INSTRUCTIONS TO FOLLOW :: Copy, from the material below, each line that contains the word "chevron".

•••••

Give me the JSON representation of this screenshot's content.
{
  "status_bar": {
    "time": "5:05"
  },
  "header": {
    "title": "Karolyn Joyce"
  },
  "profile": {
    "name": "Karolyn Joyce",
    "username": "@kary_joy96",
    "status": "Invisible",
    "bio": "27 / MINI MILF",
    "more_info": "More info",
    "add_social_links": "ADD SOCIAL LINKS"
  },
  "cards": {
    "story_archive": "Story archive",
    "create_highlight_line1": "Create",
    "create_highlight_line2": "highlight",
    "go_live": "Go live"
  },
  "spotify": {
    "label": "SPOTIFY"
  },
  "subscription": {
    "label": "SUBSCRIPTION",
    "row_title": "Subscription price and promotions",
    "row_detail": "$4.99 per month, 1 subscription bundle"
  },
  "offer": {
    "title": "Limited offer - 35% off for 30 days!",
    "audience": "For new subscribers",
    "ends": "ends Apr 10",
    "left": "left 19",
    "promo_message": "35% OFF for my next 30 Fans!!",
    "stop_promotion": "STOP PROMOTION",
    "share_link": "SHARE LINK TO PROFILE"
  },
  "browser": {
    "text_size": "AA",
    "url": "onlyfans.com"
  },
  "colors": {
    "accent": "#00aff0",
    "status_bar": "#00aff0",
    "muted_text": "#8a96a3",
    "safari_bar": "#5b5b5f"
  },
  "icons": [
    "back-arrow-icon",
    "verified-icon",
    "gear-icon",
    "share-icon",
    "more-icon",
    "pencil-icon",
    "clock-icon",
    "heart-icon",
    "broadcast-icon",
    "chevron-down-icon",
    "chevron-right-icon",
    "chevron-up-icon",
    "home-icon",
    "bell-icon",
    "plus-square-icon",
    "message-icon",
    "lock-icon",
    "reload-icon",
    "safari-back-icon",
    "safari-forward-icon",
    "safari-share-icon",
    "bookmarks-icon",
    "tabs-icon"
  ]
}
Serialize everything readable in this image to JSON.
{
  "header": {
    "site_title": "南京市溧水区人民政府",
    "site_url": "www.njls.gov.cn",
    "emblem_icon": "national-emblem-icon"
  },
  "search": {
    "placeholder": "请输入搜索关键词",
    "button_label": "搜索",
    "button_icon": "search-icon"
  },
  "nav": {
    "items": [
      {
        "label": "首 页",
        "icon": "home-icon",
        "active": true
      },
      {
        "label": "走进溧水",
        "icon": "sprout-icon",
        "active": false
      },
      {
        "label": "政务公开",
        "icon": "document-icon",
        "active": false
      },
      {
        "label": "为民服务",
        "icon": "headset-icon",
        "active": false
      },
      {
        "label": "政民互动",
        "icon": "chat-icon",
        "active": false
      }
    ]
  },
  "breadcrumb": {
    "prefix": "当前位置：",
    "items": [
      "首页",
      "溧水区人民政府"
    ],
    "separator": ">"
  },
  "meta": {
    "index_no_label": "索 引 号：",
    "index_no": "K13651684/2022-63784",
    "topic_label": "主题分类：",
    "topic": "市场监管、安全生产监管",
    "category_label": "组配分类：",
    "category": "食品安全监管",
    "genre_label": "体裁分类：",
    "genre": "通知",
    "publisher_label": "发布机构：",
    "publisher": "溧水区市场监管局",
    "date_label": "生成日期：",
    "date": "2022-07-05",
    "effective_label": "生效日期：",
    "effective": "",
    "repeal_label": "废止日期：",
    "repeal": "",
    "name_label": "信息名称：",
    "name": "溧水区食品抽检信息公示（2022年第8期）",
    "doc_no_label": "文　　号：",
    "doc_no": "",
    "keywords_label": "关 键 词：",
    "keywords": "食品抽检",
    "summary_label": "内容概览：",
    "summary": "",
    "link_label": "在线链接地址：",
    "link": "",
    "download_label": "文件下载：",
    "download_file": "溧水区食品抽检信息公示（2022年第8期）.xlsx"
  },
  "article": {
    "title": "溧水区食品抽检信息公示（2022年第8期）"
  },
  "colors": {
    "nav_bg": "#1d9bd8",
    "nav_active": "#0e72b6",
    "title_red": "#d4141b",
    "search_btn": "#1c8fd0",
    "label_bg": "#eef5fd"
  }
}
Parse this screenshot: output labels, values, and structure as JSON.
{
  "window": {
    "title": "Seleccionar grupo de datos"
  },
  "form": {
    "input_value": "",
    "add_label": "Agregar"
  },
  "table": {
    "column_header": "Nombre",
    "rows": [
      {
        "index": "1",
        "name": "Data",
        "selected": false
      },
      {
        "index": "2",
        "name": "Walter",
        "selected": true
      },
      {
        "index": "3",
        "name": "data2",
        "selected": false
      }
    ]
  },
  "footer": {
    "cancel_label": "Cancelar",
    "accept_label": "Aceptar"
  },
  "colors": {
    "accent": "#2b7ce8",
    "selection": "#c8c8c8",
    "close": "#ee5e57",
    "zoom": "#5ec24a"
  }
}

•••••

TASK ANSWER ::
    "chevron-down-icon",
    "chevron-right-icon",
    "chevron-up-icon",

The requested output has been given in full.